── Information given ──
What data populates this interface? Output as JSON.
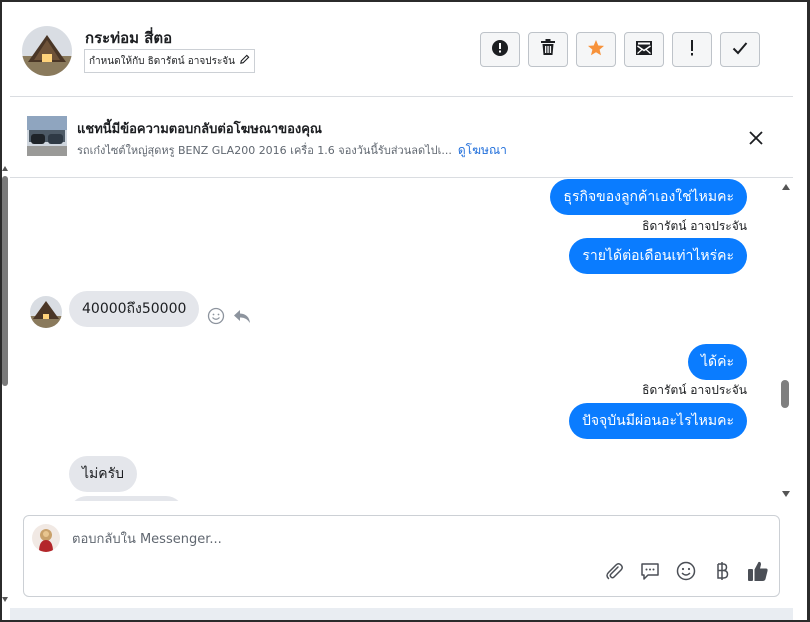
{
  "header": {
    "contact_name": "กระท่อม สี่ตอ",
    "assign_label": "กำหนดให้กับ ธิดารัตน์ อาจประจัน",
    "actions": [
      {
        "name": "spam-button",
        "icon": "alert-circle-icon"
      },
      {
        "name": "delete-button",
        "icon": "trash-icon"
      },
      {
        "name": "star-button",
        "icon": "star-icon"
      },
      {
        "name": "mark-unread-button",
        "icon": "envelope-icon"
      },
      {
        "name": "follow-up-button",
        "icon": "exclamation-icon"
      },
      {
        "name": "mark-done-button",
        "icon": "checkmark-icon"
      }
    ]
  },
  "ad_banner": {
    "title": "แชทนี้มีข้อความตอบกลับต่อโฆษณาของคุณ",
    "description": "รถเก๋งไซต์ใหญ่สุดหรู BENZ GLA200 2016 เครื่อ 1.6 จองวันนี้รับส่วนลดไปเ...",
    "link": "ดูโฆษณา"
  },
  "messages": [
    {
      "direction": "out",
      "text": "ธุรกิจของลูกค้าเองใช่ไหมคะ"
    },
    {
      "direction": "out",
      "sender": "ธิดารัตน์ อาจประจัน",
      "text": "รายได้ต่อเดือนเท่าไหร่คะ"
    },
    {
      "direction": "in",
      "text": "40000ถึง50000"
    },
    {
      "direction": "out",
      "text": "ได้ค่ะ"
    },
    {
      "direction": "out",
      "sender": "ธิดารัตน์ อาจประจัน",
      "text": "ปัจจุบันมีผ่อนอะไรไหมคะ"
    },
    {
      "direction": "in",
      "text": "ไม่ครับ"
    }
  ],
  "composer": {
    "placeholder": "ตอบกลับใน Messenger..."
  },
  "colors": {
    "outgoing_bubble": "#0a7cff",
    "incoming_bubble": "#e4e6eb",
    "star": "#f7923a",
    "link": "#216fdb"
  }
}
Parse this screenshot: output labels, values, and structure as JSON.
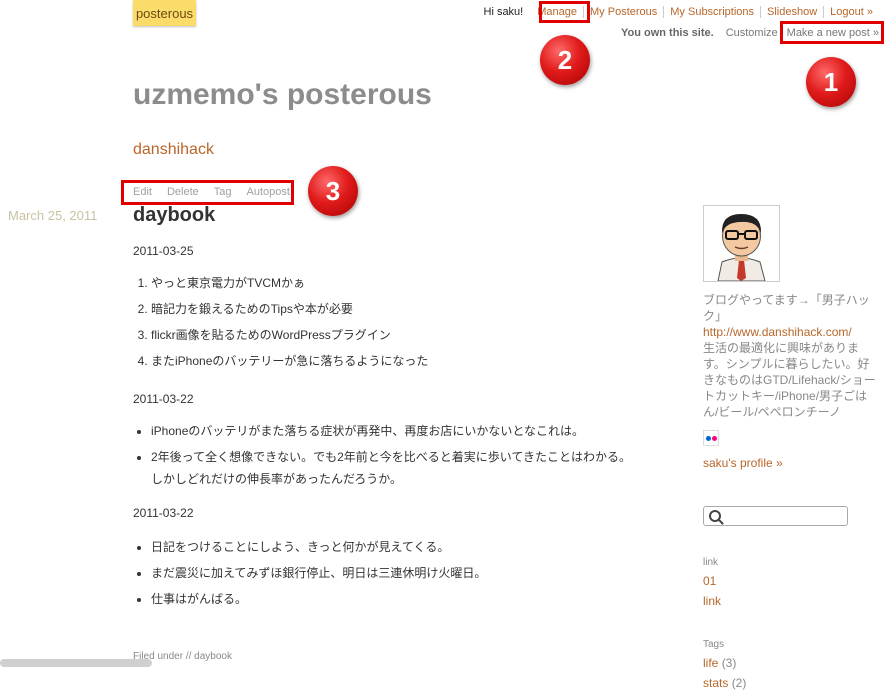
{
  "header": {
    "logo": "posterous",
    "greeting": "Hi saku!",
    "nav": [
      "Manage",
      "My Posterous",
      "My Subscriptions",
      "Slideshow",
      "Logout »"
    ],
    "own_text": "You own this site.",
    "customize": "Customize",
    "new_post": "Make a new post »"
  },
  "annotations": [
    "1",
    "2",
    "3"
  ],
  "site_title": "uzmemo's posterous",
  "category": "danshihack",
  "post_tools": [
    "Edit",
    "Delete",
    "Tag",
    "Autopost"
  ],
  "post": {
    "date": "March 25, 2011",
    "title": "daybook",
    "sections": [
      {
        "date": "2011-03-25",
        "items": [
          "やっと東京電力がTVCMかぁ",
          "暗記力を鍛えるためのTipsや本が必要",
          "flickr画像を貼るためのWordPressプラグイン",
          "またiPhoneのバッテリーが急に落ちるようになった"
        ]
      },
      {
        "date": "2011-03-22",
        "items": [
          "iPhoneのバッテリがまた落ちる症状が再発中、再度お店にいかないとなこれは。",
          "2年後って全く想像できない。でも2年前と今を比べると着実に歩いてきたことはわかる。しかしどれだけの伸長率があったんだろうか。"
        ]
      },
      {
        "date": "2011-03-22",
        "items": [
          "日記をつけることにしよう、きっと何かが見えてくる。",
          "まだ震災に加えてみずほ銀行停止、明日は三連休明け火曜日。",
          "仕事はがんばる。"
        ]
      }
    ],
    "filed_under": "Filed under // daybook"
  },
  "sidebar": {
    "bio_text": "ブログやってます→「男子ハック」",
    "bio_link": "http://www.danshihack.com/",
    "bio_rest": "生活の最適化に興味があります。シンプルに暮らしたい。好きなものはGTD/Lifehack/ショートカットキー/iPhone/男子ごはん/ビール/ペペロンチーノ",
    "profile_link": "saku's profile »",
    "link_heading": "link",
    "links": [
      "01",
      "link"
    ],
    "tags_heading": "Tags",
    "tags": [
      {
        "name": "life",
        "count": "(3)"
      },
      {
        "name": "stats",
        "count": "(2)"
      }
    ]
  },
  "colors": {
    "accent": "#b8662a",
    "logo_bg": "#fbdc6b",
    "highlight": "#e00000"
  }
}
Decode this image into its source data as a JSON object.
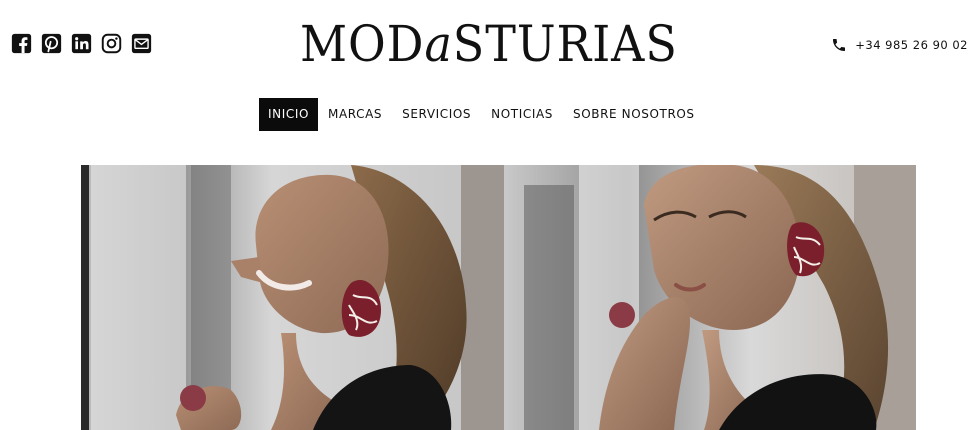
{
  "social": {
    "icons": [
      "facebook-icon",
      "pinterest-icon",
      "linkedin-icon",
      "instagram-icon",
      "email-icon"
    ]
  },
  "brand": {
    "logo_part1": "MOD",
    "logo_part2": "a",
    "logo_part3": "STURIAS"
  },
  "contact": {
    "phone_icon": "phone-icon",
    "phone": "+34 985 26 90 02"
  },
  "nav": {
    "items": [
      "INICIO",
      "MARCAS",
      "SERVICIOS",
      "NOTICIAS",
      "SOBRE NOSOTROS"
    ],
    "active": "INICIO"
  },
  "colors": {
    "nav_active_bg": "#0b0b0b",
    "text": "#111111",
    "earring": "#7a1f2b"
  }
}
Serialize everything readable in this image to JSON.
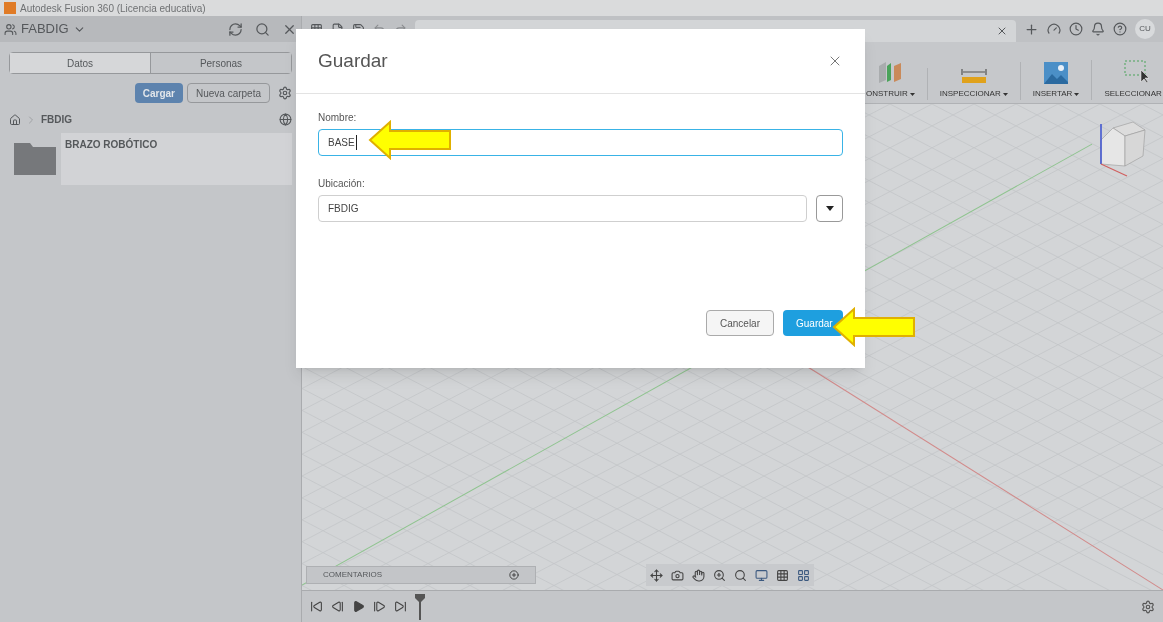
{
  "title_bar": {
    "title": "Autodesk Fusion 360 (Licencia educativa)"
  },
  "data_panel": {
    "project": "FABDIG",
    "tabs": [
      {
        "label": "Datos",
        "selected": true
      },
      {
        "label": "Personas",
        "selected": false
      }
    ],
    "upload_button": "Cargar",
    "new_folder_button": "Nueva carpeta",
    "breadcrumb": "FBDIG",
    "items": [
      {
        "name": "BRAZO ROBÓTICO"
      }
    ]
  },
  "top_bar": {
    "user_initials": "CU"
  },
  "toolbar": {
    "groups": [
      {
        "label": "ONSTRUIR",
        "kind": "build"
      },
      {
        "label": "INSPECCIONAR",
        "kind": "inspect"
      },
      {
        "label": "INSERTAR",
        "kind": "insert"
      },
      {
        "label": "SELECCIONAR",
        "kind": "select"
      }
    ]
  },
  "comments": {
    "label": "COMENTARIOS"
  },
  "dialog": {
    "title": "Guardar",
    "name_label": "Nombre:",
    "name_value": "BASE",
    "location_label": "Ubicación:",
    "location_value": "FBDIG",
    "cancel": "Cancelar",
    "save": "Guardar"
  }
}
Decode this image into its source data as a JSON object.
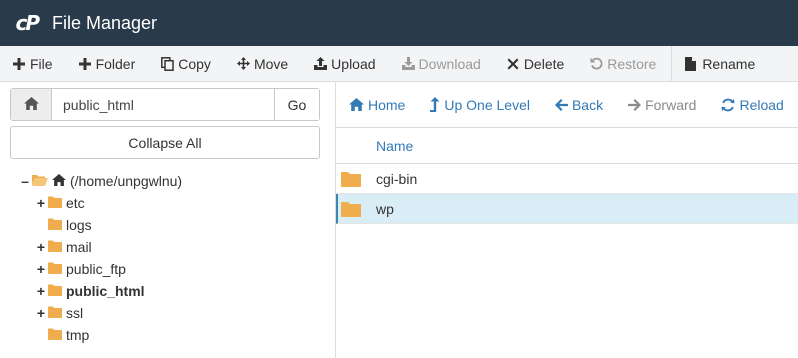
{
  "app": {
    "logo_text": "cP",
    "title": "File Manager"
  },
  "colors": {
    "titlebar": "#293a4a",
    "accent": "#337ab7",
    "folder": "#f0ad4e",
    "selected_row": "#d9edf7"
  },
  "toolbar": {
    "file": "File",
    "folder": "Folder",
    "copy": "Copy",
    "move": "Move",
    "upload": "Upload",
    "download": "Download",
    "delete": "Delete",
    "restore": "Restore",
    "rename": "Rename"
  },
  "address": {
    "value": "public_html",
    "go_label": "Go"
  },
  "collapse_label": "Collapse All",
  "tree": {
    "root_label": "(/home/unpgwlnu)",
    "items": [
      {
        "label": "etc",
        "toggle": "+",
        "bold": false
      },
      {
        "label": "logs",
        "toggle": "",
        "bold": false
      },
      {
        "label": "mail",
        "toggle": "+",
        "bold": false
      },
      {
        "label": "public_ftp",
        "toggle": "+",
        "bold": false
      },
      {
        "label": "public_html",
        "toggle": "+",
        "bold": true
      },
      {
        "label": "ssl",
        "toggle": "+",
        "bold": false
      },
      {
        "label": "tmp",
        "toggle": "",
        "bold": false
      }
    ]
  },
  "nav": {
    "home": "Home",
    "up": "Up One Level",
    "back": "Back",
    "forward": "Forward",
    "reload": "Reload"
  },
  "table": {
    "header_name": "Name",
    "rows": [
      {
        "name": "cgi-bin",
        "selected": false
      },
      {
        "name": "wp",
        "selected": true
      }
    ]
  },
  "icons": {
    "file": "plus-icon",
    "folder": "plus-icon",
    "copy": "copy-icon",
    "move": "move-icon",
    "upload": "upload-icon",
    "download": "download-icon",
    "delete": "x-icon",
    "restore": "undo-icon",
    "rename": "file-icon",
    "home": "home-icon",
    "up": "level-up-icon",
    "back": "arrow-left-icon",
    "forward": "arrow-right-icon",
    "reload": "refresh-icon"
  }
}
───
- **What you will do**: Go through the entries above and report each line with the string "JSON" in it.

- **Answer box**:
What data populates this interface? Output as JSON.
Parse this screenshot: output labels, values, and structure as JSON.
Decode this image into its source data as a JSON object.
Serialize everything readable in this image to JSON.
Decode this image into its source data as a JSON object.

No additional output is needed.